I am stumbling on an (at first sight) simple homework example. Maybe someone can help me. I just would need tips how to build up the equations for the respective polynomials, not the full solution.

Here is the homework example: An even polynomial of fourth degree $f(x)$ has a zero point at $(-2,0)$ and on another zero point it has a tangent with the equation $y = 6 - 6 \cdot x$. The polynomial of second degree $g(x)$ is intersecting with $f(x)$ at a maximum of $f(x)$, furthermore $g(x)$ itself has a maximum at $(0.5,5.25)$.

The task is now to determine the polynomials $f(x)$ and $g(x)$, so to determine their coefficients. So I have to determine the three coefficients of $f(x) = a_1 \cdot x^4 + a_2 \cdot x^2 + a_3$ and the three coefficients of $g(x) = b_1 \cdot x^2 + b_2 \cdot x + b_3$.

So how to get the needed three equations for determining $a_1,a_2,a_3$ and the three equations for determing $b_1,b_2,b_3$ ?


Do it one step at a time.

$f(-2)=0$ gives you one equation.

If $f$ has $y=6-6x$ as a tangent at one of its zero crossings, then the zero crossings in question must be at the point where $y=6-6x$ crosses the $x$ axis. Setting $f(x)=0$ there gives you another equation. Finally, the slope of $f$ at that point must be $-6$, so setting $f'(x)=-6$ at that point gives you a third equation. Solve. Now you know $f$.

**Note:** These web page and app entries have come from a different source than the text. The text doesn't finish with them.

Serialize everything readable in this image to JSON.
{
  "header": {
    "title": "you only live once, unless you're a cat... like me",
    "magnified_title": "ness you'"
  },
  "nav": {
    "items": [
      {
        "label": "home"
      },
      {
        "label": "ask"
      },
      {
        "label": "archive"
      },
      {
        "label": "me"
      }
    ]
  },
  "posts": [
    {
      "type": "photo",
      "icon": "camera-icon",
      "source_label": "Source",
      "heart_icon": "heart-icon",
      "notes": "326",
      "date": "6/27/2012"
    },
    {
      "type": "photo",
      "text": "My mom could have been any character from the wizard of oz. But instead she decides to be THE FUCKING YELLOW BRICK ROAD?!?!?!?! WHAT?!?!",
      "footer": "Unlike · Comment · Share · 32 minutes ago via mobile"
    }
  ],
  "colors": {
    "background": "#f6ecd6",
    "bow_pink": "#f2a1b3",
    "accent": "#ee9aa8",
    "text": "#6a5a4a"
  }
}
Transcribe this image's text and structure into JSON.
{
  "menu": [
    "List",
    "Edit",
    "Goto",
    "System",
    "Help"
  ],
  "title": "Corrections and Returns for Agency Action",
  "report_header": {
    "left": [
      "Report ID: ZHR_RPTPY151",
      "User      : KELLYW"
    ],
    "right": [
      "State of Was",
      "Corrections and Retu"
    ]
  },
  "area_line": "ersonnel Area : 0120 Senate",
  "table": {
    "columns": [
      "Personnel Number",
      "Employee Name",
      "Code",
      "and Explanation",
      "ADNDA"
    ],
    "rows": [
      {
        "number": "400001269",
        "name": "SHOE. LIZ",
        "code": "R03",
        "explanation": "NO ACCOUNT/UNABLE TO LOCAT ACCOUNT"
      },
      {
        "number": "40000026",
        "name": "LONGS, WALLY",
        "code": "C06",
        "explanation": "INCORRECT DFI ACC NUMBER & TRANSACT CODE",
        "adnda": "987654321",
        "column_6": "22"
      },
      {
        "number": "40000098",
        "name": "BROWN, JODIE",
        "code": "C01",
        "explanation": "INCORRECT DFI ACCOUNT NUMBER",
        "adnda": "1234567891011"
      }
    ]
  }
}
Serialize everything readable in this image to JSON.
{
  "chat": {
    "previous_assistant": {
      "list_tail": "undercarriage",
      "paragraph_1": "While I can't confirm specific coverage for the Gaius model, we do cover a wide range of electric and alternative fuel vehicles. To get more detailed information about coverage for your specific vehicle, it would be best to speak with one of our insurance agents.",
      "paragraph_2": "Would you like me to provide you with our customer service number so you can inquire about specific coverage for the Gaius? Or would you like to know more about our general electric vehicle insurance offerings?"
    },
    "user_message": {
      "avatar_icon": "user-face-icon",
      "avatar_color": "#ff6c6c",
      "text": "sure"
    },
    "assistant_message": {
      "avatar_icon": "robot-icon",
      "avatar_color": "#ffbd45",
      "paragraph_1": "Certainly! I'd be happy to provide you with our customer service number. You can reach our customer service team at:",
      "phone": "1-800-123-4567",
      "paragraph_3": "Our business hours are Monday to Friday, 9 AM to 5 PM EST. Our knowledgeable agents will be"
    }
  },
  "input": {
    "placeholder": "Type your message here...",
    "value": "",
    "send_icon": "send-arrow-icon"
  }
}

Alternatively, you know one zero of $f$; and another zero where the $6-6x=0$. Since $f$ is even, you can reflect those two zeroes in the $y$-axis to get two more, and then you have all the four possible zeroes of a fourth-degree polynomial. So $f(x)=c(x-x_1)(x-x_2)(x-x_3)(x-x_4)$ for some $c$ -- but it turns out that setting $c=1$ already gives you the right slope at the point of tangency. How nice!

Now that you know $f$ you can sketch it and find that it has exactly one local maximum, which must be where it crosses $g$. That gives you one equation for the coefficients of $g$; knowing that $g(0.5)=5.25$ and $g'(0.5)=0$ gives you two more. Solve again!

Alternatively since you know the apex of $g$, you can be sure that $g(x)=d(x-0.5)^2+5.25$ for some factor $d$; then you just need to find the right $d$ such that $g$ intesects $f$ at the maximum, and multiply out.

(The alternatives at each step may seem more involved, but at least for me they're actually the simpler way. This way around I can keep everything in my head, up to and including finding $g(x)=-5x^2+5x+4$ -- whereas I wouldn't be able to do the three-equations-in-three-unknowns route without taking it to pencil and paper).


First condition (given): $f(-2) = 0$.

Second condition (from evenness, may not be useful!): $f(2) = 0$.

Third condition: $f'(x_0) = 6$.

Fourth condition: $f(x_0) = 6-6x_0$.

Fifth condition: At some $x_1$, $f'(x_1) = 0$ and $g(x_1) = f(x_1)$.

Sixth condition: $g'(0.5) = 0, g(0.5) = 5.25$

Seventh condition (since $g$ has a maximum it must open downwards): $b_1 < 0$.

Can you use these to find what you need?

  • $\begingroup$ @HenningMakholm That's what I intended. I meant that $x_1$ is a single specific $x_1$. But that may not be clear, let me edit! Thanks :) $\endgroup$ – Emily Jan 9 '15 at 19:03

Your Answer

By clicking “Post Your Answer”, you agree to our terms of service, privacy policy and cookie policy

Not the answer you're looking for? Browse other questions tagged or ask your own question.